Step 5. Put it all together. List all the facts you have and use them to rule out potential suspects. Focus on ruling suspects out rather than looking to identify the guilty predator. This tactic helps prevent you from falling into tunnel vision. Check your data against a predator damage identification guide such as the Wildlife Damage Inspection Handbook, 3rd edition.
About the Author
Stephen M. Vantassel is a certified wildlife control operator who helps individuals, businesses, and agencies resolve wildlife damage issues through training, writing, expert witness, and research. His latest books are the Wildlife Damage Inspection Handbook, 3rd edition and The Practical Guide to the Control of Feral Cats. He can be contacted at wildlifecontrolconsultant at gmail dot com.

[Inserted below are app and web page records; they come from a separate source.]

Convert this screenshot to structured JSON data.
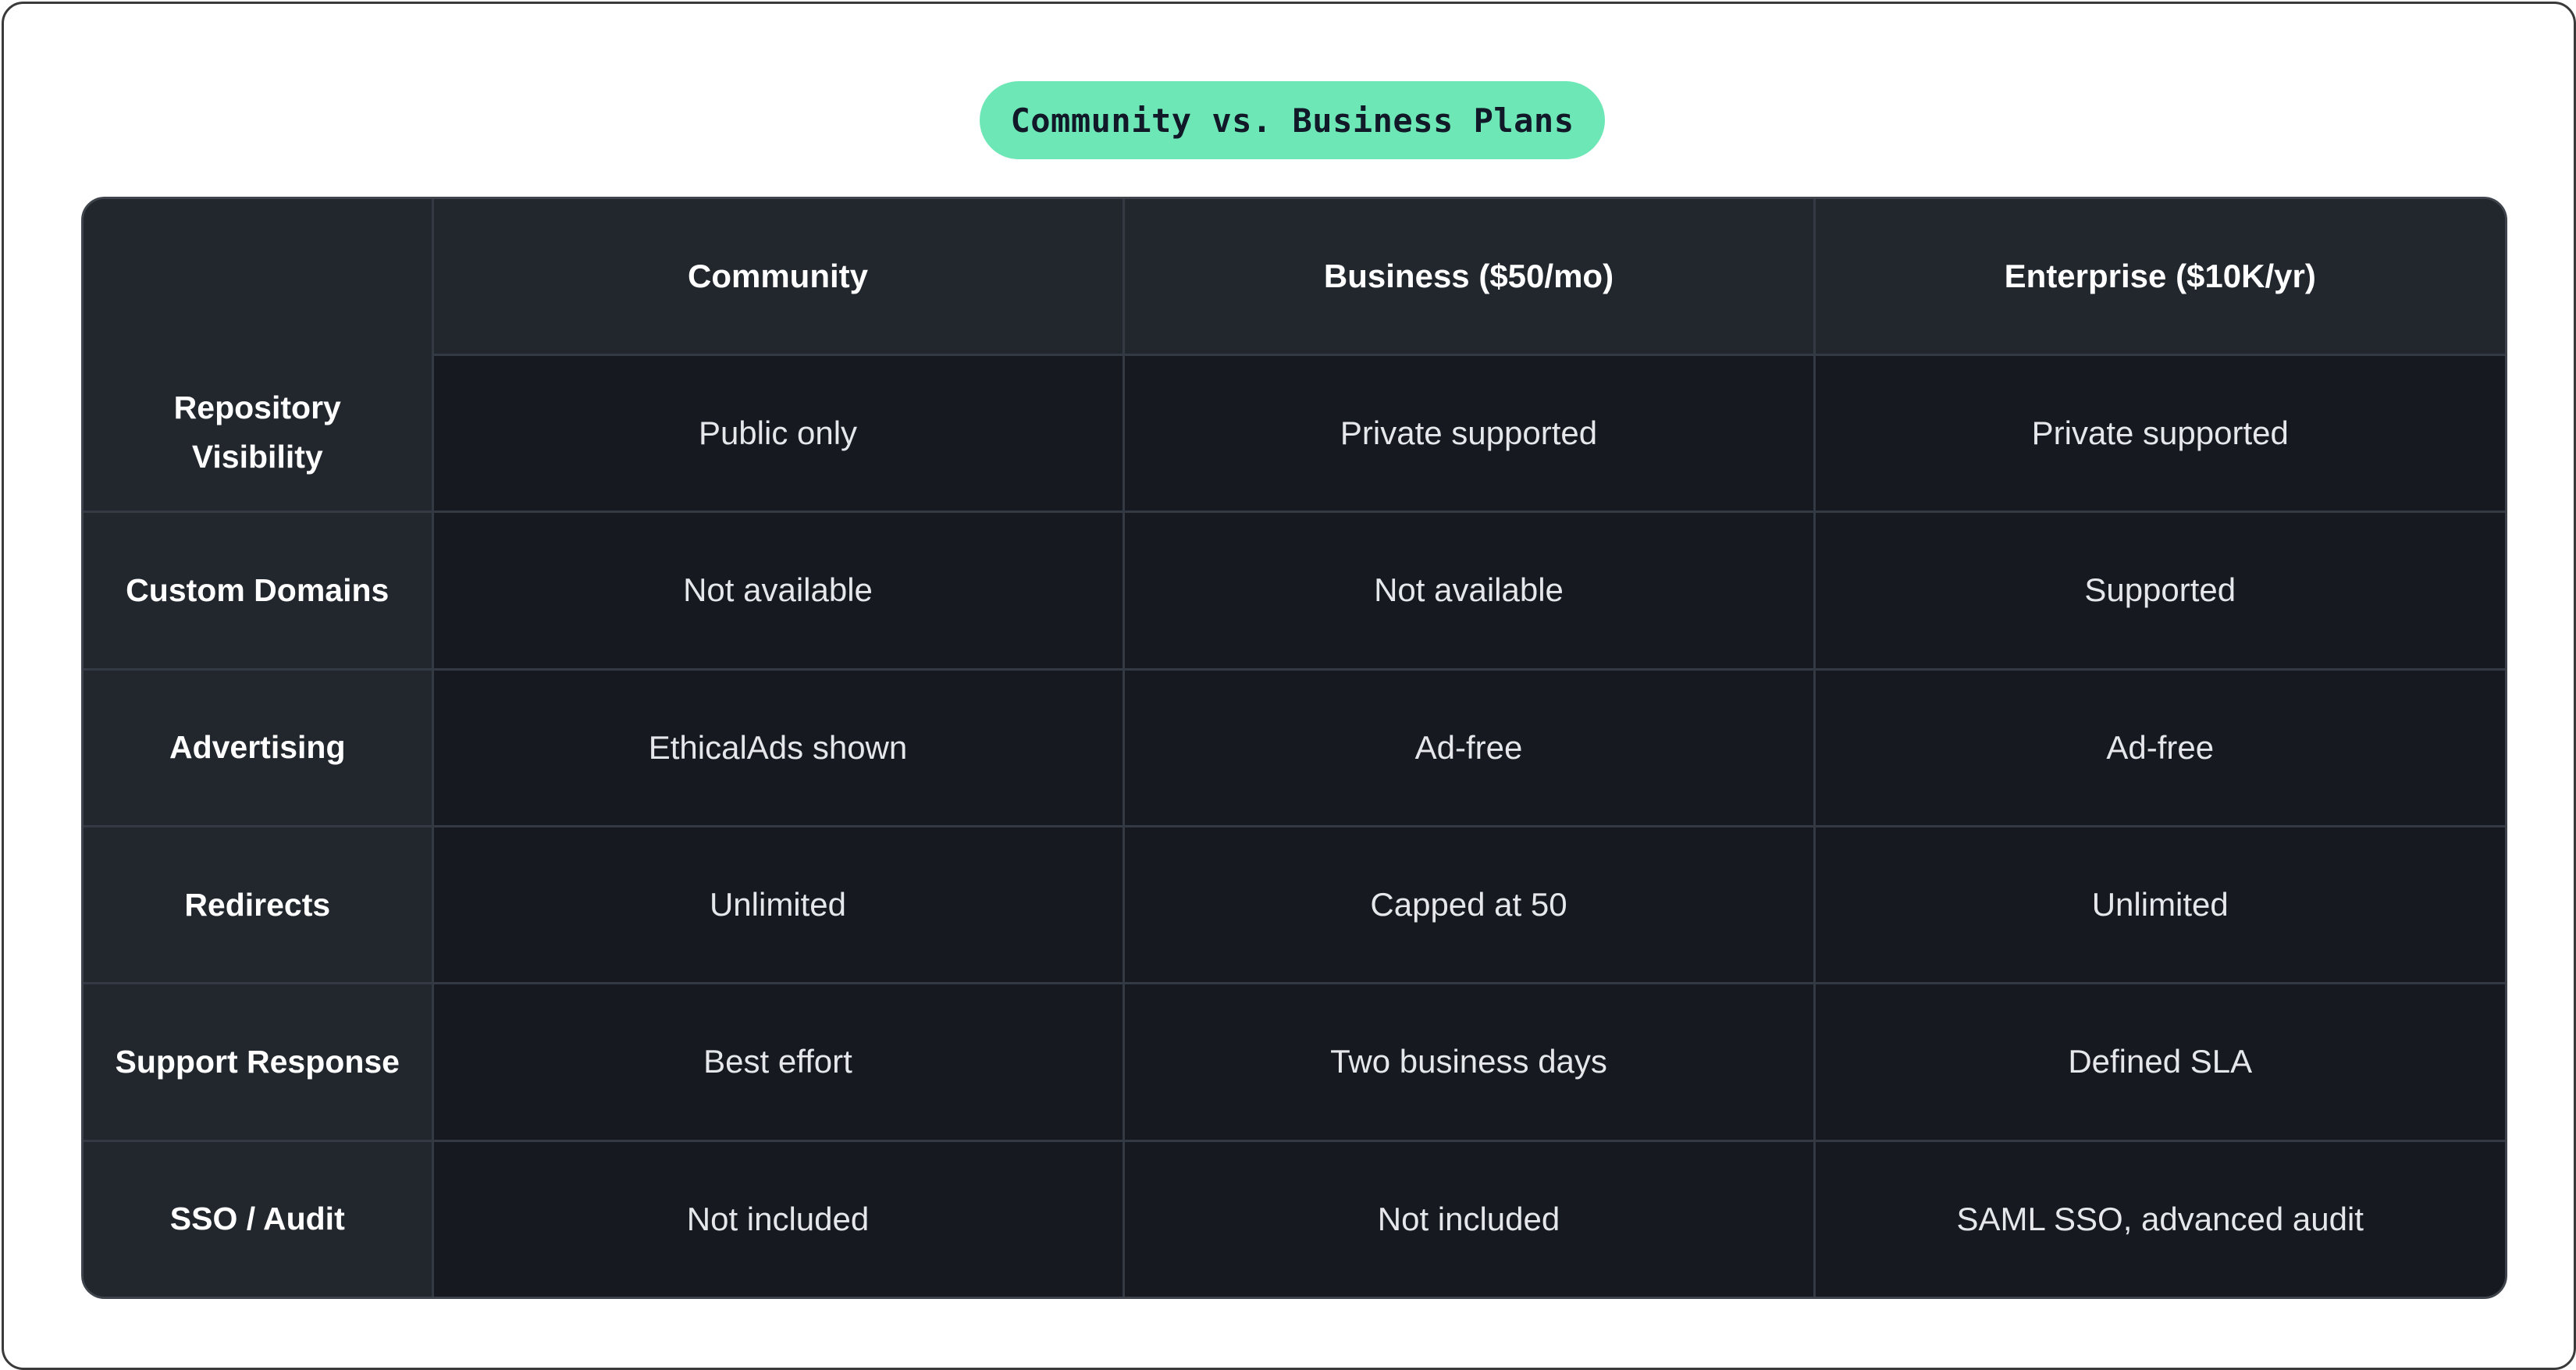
{
  "title": "Community vs. Business Plans",
  "table": {
    "columns": [
      "",
      "Community",
      "Business ($50/mo)",
      "Enterprise ($10K/yr)"
    ],
    "rows": [
      {
        "feature": "Repository Visibility",
        "values": [
          "Public only",
          "Private supported",
          "Private supported"
        ]
      },
      {
        "feature": "Custom Domains",
        "values": [
          "Not available",
          "Not available",
          "Supported"
        ]
      },
      {
        "feature": "Advertising",
        "values": [
          "EthicalAds shown",
          "Ad-free",
          "Ad-free"
        ]
      },
      {
        "feature": "Redirects",
        "values": [
          "Unlimited",
          "Capped at 50",
          "Unlimited"
        ]
      },
      {
        "feature": "Support Response",
        "values": [
          "Best effort",
          "Two business days",
          "Defined SLA"
        ]
      },
      {
        "feature": "SSO / Audit",
        "values": [
          "Not included",
          "Not included",
          "SAML SSO, advanced audit"
        ]
      }
    ]
  },
  "colors": {
    "title_pill": "#6ee7b7",
    "header_bg": "#22272e",
    "cell_bg": "#161a20",
    "border": "#343a43"
  }
}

If you would like your publication, video, or product reviewed, please contact the author at the e-mail above.Stephen M. Vantassel, CWCP, ACE, is the owner of Wildlife Control Consultant, LLC. He helps people restore their balance with nature through publishing, training, consulting, and the internet. He has published numerous articles in trade and academic publications (http://kingsdivinity.academia.edu/StephenMVantassel) along with several books (https://wildlifecontrolconsultant.com/store-2/). Listen to his podcast at PestGeek Podcast (https://pestgeekpodcast.com/). He is a sought after speaker and trainer. If you would like to have Stephen speak at your event or use his consultation services, send an e-mail to firstname.lastname@example.org. Copyright All postings are the property of Stephen M. Vantassel and Wildlife Control Consultant, LLC. Text (not images) may be reprinted in non-profit publications provided that the author and website URL is included. If images wish to be used, explicit and written permission must be obtained from Wildlife Control Consultant, LLC.

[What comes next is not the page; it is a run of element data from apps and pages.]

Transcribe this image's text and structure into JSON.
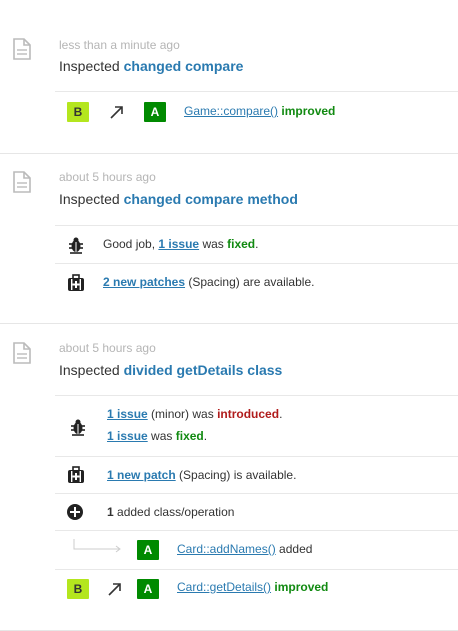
{
  "entries": [
    {
      "time": "less than a minute ago",
      "title_verb": "Inspected",
      "title_link": "changed compare",
      "rows": {
        "r1": {
          "from_grade": "B",
          "to_grade": "A",
          "method": "Game::compare()",
          "status": "improved"
        }
      }
    },
    {
      "time": "about 5 hours ago",
      "title_verb": "Inspected",
      "title_link": "changed compare method",
      "rows": {
        "issues": {
          "prefix": "Good job,",
          "count_link": "1 issue",
          "middle": "was",
          "status": "fixed",
          "end": "."
        },
        "patches": {
          "link": "2 new patches",
          "rest": "(Spacing) are available."
        }
      }
    },
    {
      "time": "about 5 hours ago",
      "title_verb": "Inspected",
      "title_link": "divided getDetails class",
      "rows": {
        "issues": {
          "line1_link": "1 issue",
          "line1_mid": "(minor) was",
          "line1_status": "introduced",
          "line1_end": ".",
          "line2_link": "1 issue",
          "line2_mid": "was",
          "line2_status": "fixed",
          "line2_end": "."
        },
        "patch": {
          "link": "1 new patch",
          "rest": "(Spacing) is available."
        },
        "added": {
          "count": "1",
          "rest": "added class/operation"
        },
        "added_item": {
          "grade": "A",
          "method": "Card::addNames()",
          "status": "added"
        },
        "improved": {
          "from_grade": "B",
          "to_grade": "A",
          "method": "Card::getDetails()",
          "status": "improved"
        }
      }
    }
  ],
  "colors": {
    "link": "#2a7ab0",
    "good": "#118a11",
    "bad": "#b01c1c",
    "grade_a": "#008a00",
    "grade_b": "#b4e61e"
  }
}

All postings are the property of Stephen M. Vantassel and Wildlife Control Consultant, LLC. Text (not images) may be reprinted in non-profit publications provided that the author and website URL is included. If images wish to be used, explicit and written permission must be obtained from Wildlife Control Consultant, LLC.